or formulas, goodwill, trademarks, trade names, or other like
property. Income from the sale of intangible property that is
contingent on the productivity, use, or disposition of the property is
sourced in the country where the property is used. If the income is
not contingent on the productivity, use, or disposition of the
property, the income is sourced according to the seller's tax home as
discussed earlier. If payments for goodwill do not depend on its
productivity, use, or disposition, their source is the country in
which the goodwill was generated.
To the extent gain from the sale of an intangible does not exceed
its depreciation adjustments, treat the gain as if the intangible were
depreciable personal property, discussed earlier.
Sales through offices or fixed places of business.
Despite any of the above rules, if you do not have a tax home in
the United States, but you maintain an office or other fixed place of
business in the United States, treat the income from any sale of
personal property (including inventory property) that is attributable
to that office or place of business as U.S. source income. However,
this rule does not apply to sales of inventory property for use,
disposition, or consumption outside the United States if your office
or other fixed place of business outside the United States materially
participated in the sale.
If you have a tax home in the United States but maintain an office
or other fixed place of business outside the United States, income
from sales of personal property, other than inventory, depreciable
property, or intangibles, that is attributable to that foreign office
or place of business may be treated as U.S. source income. The income
is treated as U.S. source income if an income tax of less than 10% of
the income from the sale is paid to a foreign country. This rule also
applies to losses recognized after January 10, 1999, if the foreign
country would have imposed an income tax of less than 10% had the sale
resulted in a gain.
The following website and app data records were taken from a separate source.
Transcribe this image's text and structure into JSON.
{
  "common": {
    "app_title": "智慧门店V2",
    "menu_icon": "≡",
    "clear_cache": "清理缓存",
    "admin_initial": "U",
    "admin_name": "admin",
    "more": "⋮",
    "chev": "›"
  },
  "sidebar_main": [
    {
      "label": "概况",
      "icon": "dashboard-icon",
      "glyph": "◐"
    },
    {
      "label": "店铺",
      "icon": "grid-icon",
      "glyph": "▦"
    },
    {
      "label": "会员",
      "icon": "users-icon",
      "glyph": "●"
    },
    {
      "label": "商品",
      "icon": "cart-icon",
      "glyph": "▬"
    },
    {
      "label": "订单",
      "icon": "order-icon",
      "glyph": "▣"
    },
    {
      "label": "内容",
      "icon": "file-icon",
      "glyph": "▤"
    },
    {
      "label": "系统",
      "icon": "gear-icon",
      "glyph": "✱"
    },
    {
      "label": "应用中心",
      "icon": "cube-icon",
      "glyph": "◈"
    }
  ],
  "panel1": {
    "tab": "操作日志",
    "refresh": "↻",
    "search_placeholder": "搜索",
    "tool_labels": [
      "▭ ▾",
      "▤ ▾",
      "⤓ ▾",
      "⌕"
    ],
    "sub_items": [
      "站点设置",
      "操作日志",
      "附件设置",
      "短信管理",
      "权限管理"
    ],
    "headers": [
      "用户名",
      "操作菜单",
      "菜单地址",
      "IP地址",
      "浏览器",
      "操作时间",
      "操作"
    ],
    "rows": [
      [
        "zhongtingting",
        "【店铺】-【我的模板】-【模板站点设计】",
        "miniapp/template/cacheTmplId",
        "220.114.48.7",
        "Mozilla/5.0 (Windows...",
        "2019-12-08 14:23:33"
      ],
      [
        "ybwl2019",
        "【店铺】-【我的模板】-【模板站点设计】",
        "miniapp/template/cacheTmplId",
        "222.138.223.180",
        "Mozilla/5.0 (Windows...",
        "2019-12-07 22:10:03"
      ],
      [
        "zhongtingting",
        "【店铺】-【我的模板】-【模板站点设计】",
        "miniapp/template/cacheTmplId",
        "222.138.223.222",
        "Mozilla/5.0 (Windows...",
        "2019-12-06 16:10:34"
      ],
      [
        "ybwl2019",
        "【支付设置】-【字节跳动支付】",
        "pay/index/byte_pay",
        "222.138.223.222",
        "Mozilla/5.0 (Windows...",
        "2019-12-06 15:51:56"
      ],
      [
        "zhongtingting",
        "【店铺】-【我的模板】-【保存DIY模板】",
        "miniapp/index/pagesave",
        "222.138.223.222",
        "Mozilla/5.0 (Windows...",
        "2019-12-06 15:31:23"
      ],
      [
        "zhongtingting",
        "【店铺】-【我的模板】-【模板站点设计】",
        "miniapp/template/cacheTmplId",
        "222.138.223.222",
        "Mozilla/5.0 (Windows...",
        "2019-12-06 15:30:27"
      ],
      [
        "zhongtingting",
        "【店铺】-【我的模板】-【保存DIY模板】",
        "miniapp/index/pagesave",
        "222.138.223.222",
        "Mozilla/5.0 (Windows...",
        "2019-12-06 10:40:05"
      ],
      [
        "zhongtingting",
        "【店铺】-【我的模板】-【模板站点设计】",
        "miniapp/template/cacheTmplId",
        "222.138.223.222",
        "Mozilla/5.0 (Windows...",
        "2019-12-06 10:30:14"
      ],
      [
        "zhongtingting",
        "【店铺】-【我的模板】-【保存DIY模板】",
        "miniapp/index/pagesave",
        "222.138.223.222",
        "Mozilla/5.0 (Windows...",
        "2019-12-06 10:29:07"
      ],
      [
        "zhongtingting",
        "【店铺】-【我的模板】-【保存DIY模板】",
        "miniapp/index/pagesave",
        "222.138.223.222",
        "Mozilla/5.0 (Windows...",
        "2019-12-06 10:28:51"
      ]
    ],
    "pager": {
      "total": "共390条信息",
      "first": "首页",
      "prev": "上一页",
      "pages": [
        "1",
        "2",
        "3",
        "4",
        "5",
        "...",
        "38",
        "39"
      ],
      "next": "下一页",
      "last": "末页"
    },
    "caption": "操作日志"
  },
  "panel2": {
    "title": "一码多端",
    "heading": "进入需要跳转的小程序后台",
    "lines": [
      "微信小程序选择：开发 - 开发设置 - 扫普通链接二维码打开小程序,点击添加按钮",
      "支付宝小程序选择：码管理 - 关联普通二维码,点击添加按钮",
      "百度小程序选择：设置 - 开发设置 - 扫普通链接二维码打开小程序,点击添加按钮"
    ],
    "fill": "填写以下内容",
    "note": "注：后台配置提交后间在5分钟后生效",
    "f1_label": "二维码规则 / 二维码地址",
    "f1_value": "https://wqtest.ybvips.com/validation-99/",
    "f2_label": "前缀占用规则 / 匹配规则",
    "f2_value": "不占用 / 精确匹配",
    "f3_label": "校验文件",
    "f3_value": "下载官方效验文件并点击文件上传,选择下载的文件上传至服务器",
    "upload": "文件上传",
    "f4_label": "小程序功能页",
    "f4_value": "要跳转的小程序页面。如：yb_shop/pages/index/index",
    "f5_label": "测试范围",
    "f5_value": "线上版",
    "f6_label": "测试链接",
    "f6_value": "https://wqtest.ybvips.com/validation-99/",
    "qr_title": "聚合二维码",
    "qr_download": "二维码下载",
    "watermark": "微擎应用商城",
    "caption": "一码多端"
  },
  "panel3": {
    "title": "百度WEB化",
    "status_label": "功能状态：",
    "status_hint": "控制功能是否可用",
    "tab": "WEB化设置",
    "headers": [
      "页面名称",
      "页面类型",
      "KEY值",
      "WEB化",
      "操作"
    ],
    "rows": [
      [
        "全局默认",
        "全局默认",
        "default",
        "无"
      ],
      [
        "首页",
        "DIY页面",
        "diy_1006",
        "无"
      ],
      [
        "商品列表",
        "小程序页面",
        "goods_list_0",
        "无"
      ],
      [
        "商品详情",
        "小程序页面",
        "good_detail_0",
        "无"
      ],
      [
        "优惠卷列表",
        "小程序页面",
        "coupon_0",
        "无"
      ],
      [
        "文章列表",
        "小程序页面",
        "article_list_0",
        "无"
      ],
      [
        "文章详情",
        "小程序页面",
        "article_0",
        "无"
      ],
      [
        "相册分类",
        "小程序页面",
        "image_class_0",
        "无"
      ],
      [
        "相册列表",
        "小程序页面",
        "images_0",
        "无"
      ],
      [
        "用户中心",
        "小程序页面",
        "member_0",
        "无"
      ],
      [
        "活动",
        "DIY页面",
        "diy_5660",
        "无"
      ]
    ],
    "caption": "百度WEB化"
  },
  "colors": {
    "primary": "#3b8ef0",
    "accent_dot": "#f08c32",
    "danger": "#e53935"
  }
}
You can choose to apply this rule to losses
recognized in tax years beginning after 1986. For details about making
this choice, see section 1.865-1T(f)(2) of the regulations. For
stock losses, see section 1.865-2(e) of the regulations.